First Contract Ratification Points to Power of Collective Bargaining

Washington state assistant attorneys general, who fought for collective bargaining rights in the legislature, overwhelmingly approve first contract.
Stock photo by: Getty Images
First Contract Ratification Points to Power of Collective Bargaining
By WFSE and Jashua Bane ·
First Contract Ratification Points to Power of Collective Bargaining
Some Washington state assistant AGs with AFSCME President Lee Saunders (in a suit). (Photo by: WFSE)

In a testament to collective power, the 600 assistant attorneys general (AAGs) voted 96% this month to ratify their first collective bargaining agreement with the State of Washington.

These public servants and AFSCME Council 28/Washington Federation of State Employees (WFSE) members fought hard in the 2019 legislative session to win collective bargaining rights. The AAGs filed for recognition the day the law went into effect and have worked tirelessly to reach agreement in an expedited bargaining process.

“It’s been a long road, but I’m pleased that we reached our first contract,” said Eric Nelson, an AAG and president of the Association of Washington Assistant Attorneys General. “It’s been a tremendous experience affiliating and working with AFSCME Council 28 to secure a contract that will make a significant difference in improving the well-being of AAGs in the state of Washington.”

The one-year contact will help solve issues that AAGs have historically struggled with, such as heavy caseloads, salaries that have lagged behind other public agencies, and the lack of salary schedule, which leads to unpredictability and insecurity.

In addition to the 3% general wage increase scheduled for July 1, 2020, all AAGs will receive additional wage increases as they are placed on the salary schedule. That’s on top of the 4%-8% step increases, which will be based on years of service since their law school graduation. 

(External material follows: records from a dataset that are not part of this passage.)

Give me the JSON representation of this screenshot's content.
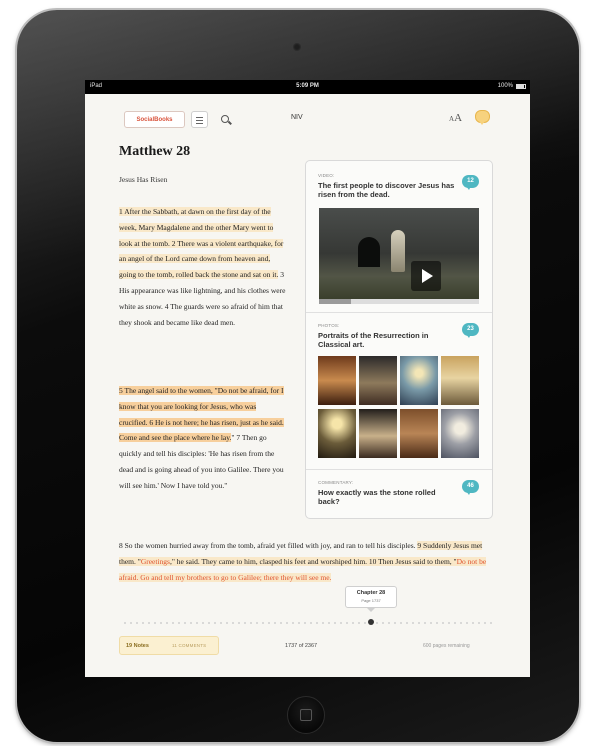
{
  "status_bar": {
    "carrier": "iPad",
    "time": "5:09 PM",
    "battery": "100%"
  },
  "toolbar": {
    "logo_label": "SocialBooks",
    "version": "NIV",
    "font_size_icon": "AA"
  },
  "chapter": {
    "title": "Matthew 28",
    "heading": "Jesus Has Risen",
    "passage_1": {
      "highlighted": "1 After the Sabbath, at dawn on the first day of the week, Mary Magdalene and the other Mary went to look at the tomb. 2 There was a violent earthquake, for an angel of the Lord came down from heaven and, going to the tomb, rolled back the stone and sat on it.",
      "plain": " 3 His appearance was like lightning, and his clothes were white as snow. 4 The guards were so afraid of him that they shook and became like dead men."
    },
    "passage_2": {
      "highlighted": "5 The angel said to the women, \"Do not be afraid, for I know that you are looking for Jesus, who was crucified. 6 He is not here; he has risen, just as he said. Come and see the place where he lay.",
      "plain": "\" 7 Then go quickly and tell his disciples: 'He has risen from the dead and is going ahead of you into Galilee. There you will see him.' Now I have told you.\""
    },
    "passage_3": {
      "part_a": "8 So the women hurried away from the tomb, afraid yet filled with joy, and ran to tell his disciples. ",
      "part_b": "9 Suddenly Jesus met them. \"",
      "part_c": "Greetings",
      "part_d": ",\" he said. They came to him, clasped his feet and worshiped him. 10 Then Jesus said to them, \"",
      "part_e": "Do not be afraid. Go and tell my brothers to go to Galilee; there they will see me."
    }
  },
  "sidebar": {
    "video": {
      "kind": "VIDEO:",
      "title": "The first people to discover Jesus has risen from the dead.",
      "count": "12"
    },
    "photos": {
      "kind": "PHOTOS:",
      "title": "Portraits of the Resurrection in Classical art.",
      "count": "23"
    },
    "commentary": {
      "kind": "COMMENTARY:",
      "title": "How exactly was the stone rolled back?",
      "count": "46"
    }
  },
  "scrubber": {
    "chapter": "Chapter 28",
    "page": "Page 1737",
    "progress": 0.69
  },
  "bottom_bar": {
    "notes": "19 Notes",
    "comments": "11 COMMENTS",
    "page_count": "1737 of 2367",
    "pages_remaining": "600 pages remaining"
  },
  "colors": {
    "highlight_soft": "#f9e8c9",
    "highlight_strong": "#f7cf9c",
    "red_letters": "#e0542f",
    "badge": "#4fb7c2",
    "brand_red": "#d9533c"
  }
}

The bargaining team persuaded management to adopt a salary schedule that provides for the largest increases the Attorney General’s Office has seen in almost 20 years.

“We’re excited about coming together to form a union and go back to the bargaining table next year to collective bargain for another contract for 2021-2023,” said Nelson. “There is a bunch of work to do but we’re excited about doing it.”

At WFSE’s convention this month, AFSCME President Lee Saunders praised the AAGs for their victory.

“The affiliation of 600 assistant attorneys general earlier this year was a groundbreaking win,” said Saunders.  “It’s not just in Washington state that the Mean Green Machine is gathering a head of steam. Your union family across the country is racking up win after win.”

Saunders went on to cite recent organizing and contract victories secured by AFSCME members in Nevada, California and Oregon. Saunders also praised Washington state Attorney General Bob Ferguson for supporting the new AAG bargaining unit certified in time for raises to be included in the current budget.

Related Posts